Capt. Philip A. Ikomi, Ph.D.

Chairman and Convener

Honorable Delegates, Ladies and Gentlemen:

Let me seize this opportunity to welcome you to the Warri Crisis Peace Congress at Howard University. When I made the call for a peace gathering my hope was that by bringing together the people involved we would be able to stop the blood letting. That you are here this morning is a clear testimony to the beginning of the fruition of that hope.

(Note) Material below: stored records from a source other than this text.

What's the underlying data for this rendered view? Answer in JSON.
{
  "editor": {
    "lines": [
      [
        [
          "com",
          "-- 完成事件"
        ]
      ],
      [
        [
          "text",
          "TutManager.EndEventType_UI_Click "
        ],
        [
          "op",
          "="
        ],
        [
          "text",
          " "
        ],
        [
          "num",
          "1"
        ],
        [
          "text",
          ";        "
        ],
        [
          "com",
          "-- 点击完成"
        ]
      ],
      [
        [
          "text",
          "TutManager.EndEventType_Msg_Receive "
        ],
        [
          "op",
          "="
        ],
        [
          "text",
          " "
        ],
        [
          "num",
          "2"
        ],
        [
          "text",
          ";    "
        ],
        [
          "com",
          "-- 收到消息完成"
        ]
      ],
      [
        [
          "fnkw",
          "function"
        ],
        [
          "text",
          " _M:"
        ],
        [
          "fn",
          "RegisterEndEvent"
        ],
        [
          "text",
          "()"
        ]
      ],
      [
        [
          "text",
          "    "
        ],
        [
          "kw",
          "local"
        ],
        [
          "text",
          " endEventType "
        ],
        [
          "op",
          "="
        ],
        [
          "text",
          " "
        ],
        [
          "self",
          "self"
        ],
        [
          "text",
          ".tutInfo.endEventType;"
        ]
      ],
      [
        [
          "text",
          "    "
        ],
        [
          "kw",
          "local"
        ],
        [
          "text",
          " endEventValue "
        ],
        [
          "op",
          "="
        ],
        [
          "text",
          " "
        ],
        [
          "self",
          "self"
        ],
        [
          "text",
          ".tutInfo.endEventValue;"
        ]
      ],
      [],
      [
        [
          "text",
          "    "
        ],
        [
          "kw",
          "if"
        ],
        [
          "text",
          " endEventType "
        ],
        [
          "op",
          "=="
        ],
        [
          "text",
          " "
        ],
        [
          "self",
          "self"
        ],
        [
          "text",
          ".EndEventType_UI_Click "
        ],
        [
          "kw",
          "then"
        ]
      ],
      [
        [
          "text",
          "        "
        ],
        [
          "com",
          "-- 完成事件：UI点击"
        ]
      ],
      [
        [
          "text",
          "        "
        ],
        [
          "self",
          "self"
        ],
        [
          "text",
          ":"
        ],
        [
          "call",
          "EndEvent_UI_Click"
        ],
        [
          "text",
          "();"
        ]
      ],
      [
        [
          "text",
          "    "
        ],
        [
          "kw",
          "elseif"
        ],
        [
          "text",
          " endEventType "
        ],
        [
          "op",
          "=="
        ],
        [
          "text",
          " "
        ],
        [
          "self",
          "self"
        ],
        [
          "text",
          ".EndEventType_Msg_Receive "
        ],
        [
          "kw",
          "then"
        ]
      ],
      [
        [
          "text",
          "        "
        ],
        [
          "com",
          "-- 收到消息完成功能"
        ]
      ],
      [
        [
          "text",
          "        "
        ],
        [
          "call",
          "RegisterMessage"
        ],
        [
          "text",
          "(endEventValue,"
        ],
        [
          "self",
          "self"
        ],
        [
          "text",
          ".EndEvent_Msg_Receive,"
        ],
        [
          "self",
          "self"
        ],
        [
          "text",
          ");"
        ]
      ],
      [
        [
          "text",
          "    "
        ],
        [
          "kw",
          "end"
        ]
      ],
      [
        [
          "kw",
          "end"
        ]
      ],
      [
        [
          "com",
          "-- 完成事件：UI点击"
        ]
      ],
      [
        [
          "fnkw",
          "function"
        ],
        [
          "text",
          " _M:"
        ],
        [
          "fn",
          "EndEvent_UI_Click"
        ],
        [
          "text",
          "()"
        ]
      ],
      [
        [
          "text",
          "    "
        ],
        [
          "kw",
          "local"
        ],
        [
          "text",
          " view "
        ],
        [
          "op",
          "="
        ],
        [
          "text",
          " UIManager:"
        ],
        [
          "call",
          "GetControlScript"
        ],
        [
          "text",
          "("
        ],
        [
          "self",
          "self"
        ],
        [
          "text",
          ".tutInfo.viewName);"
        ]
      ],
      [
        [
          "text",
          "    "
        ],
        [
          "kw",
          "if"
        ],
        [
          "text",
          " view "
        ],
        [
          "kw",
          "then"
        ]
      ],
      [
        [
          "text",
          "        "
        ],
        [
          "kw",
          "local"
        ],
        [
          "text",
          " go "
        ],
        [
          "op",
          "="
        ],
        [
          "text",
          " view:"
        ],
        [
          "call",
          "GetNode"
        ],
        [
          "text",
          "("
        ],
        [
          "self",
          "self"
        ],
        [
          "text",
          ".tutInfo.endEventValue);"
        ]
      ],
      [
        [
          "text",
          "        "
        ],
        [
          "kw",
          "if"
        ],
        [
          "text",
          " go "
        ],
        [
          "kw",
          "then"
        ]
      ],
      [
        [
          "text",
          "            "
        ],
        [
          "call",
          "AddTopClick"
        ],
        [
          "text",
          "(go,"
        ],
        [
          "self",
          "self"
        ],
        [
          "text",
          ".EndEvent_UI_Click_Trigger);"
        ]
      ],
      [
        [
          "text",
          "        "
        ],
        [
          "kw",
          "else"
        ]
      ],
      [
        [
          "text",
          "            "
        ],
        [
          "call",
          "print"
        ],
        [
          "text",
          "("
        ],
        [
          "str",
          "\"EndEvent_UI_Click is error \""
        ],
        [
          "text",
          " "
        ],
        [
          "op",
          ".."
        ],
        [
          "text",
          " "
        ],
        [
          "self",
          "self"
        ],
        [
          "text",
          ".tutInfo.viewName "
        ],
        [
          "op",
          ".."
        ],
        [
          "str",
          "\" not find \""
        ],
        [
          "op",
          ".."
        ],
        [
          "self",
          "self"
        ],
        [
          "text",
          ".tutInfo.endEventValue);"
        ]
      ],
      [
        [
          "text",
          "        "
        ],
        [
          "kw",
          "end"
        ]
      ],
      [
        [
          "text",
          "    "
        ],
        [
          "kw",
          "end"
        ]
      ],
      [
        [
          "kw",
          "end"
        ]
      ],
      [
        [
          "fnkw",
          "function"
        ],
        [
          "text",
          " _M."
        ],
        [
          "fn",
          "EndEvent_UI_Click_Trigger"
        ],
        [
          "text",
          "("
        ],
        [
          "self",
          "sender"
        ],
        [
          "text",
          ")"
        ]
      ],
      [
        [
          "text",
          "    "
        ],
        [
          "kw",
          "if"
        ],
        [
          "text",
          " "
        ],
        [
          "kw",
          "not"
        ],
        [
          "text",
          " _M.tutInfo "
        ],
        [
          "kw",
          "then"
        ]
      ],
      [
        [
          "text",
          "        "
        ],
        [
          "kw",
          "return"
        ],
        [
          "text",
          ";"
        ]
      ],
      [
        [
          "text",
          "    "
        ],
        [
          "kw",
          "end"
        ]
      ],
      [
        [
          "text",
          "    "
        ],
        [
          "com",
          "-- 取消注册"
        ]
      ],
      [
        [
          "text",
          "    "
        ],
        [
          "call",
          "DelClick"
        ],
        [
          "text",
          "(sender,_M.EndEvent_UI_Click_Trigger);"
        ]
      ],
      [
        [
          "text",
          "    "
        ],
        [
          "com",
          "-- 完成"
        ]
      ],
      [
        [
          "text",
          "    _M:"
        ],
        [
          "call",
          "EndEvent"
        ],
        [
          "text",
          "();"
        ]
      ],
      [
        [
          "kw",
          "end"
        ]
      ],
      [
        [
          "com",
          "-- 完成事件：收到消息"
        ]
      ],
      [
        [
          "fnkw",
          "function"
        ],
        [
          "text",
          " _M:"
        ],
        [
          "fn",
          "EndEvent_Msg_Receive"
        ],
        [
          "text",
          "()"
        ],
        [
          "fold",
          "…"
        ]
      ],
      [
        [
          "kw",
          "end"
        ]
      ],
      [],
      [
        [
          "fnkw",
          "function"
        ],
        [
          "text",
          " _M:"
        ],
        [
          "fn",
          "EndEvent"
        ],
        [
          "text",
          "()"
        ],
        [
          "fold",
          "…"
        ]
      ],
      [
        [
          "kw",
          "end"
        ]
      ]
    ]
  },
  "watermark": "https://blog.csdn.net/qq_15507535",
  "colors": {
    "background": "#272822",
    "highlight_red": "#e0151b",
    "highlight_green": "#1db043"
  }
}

One of the reasons I made the call was that about a week before the call, I heard news of people outside Nigeria arming the combatants so that more slaughtering of innocent lives could take place. I was appalled by this development. Rather than do nothing about it, I chose to do something I made the call on the internet that we should hold this meeting. I thought that our people need not fight with one another. I thought there was no need to fight because we would be killing ourselves and we would be losers while our detractors have everything to gain while we fought. I remembered that this type of thing had happened before while I was in school. I could imagine the recurrence of pictures of people fleeing for dear life and being chased by soldiers and civilians that occurred during the riots of 1966 that led to the civil war of 1967-1970. Then I was in school in Okposi where the Federal Government had just opened a school to promote unity. In spite of the fact that the motto of the school was: "Pro Unitate", meaning "for unity", the Governor of the Eastern Provinces still insisted that we were not exempt from the order that non-Easterners should leave the East. That was how we left the East after watching the dramatic events in which Easterners were slaughtered in the North and the massive waves of refugees returning to the East. At our parting in those days, students from the East were crying for their colleagues from the West the North, Lagos, and the Mid-West, and vice-versa. The promotion of  unity was already taking effect. Thus my call was in reaction to memories such as these. I did not want people to be bereft of homes or to be killed just because they spoke languages in different accents. Accent was one of the distinguishing characteristics with which the Hausa-Fulani identified their Igbo victims and killed them. I had a feeling that our people who had been living for ages without crises as serious as this might have been induced to fight so that others who do not belong to the area can take advantage of the fight to rob them of their resources. I had the hope that since those of us here are not directly involved we would have the objectivity to see the real issues involved.

Hence we have chosen the goals of this congress to be to:

i. Achieve harmony among our people at home to ensure an immediate end to the present hostilities.

ii. To ensure a lasting peace in the long term.

iii. To help further the interests of all our people in the area by getting involved in processes that will lead to the betterment of our area.

a. In revenue allocation

b. In reduction of the impact of oil exploration and exploitation on our ecosystem

c. In the management of our towns, villages, and rivers.

It is our fervent hope that these goals will be achieved at this meeting.

I wish you all good, effective and cordial deliberations.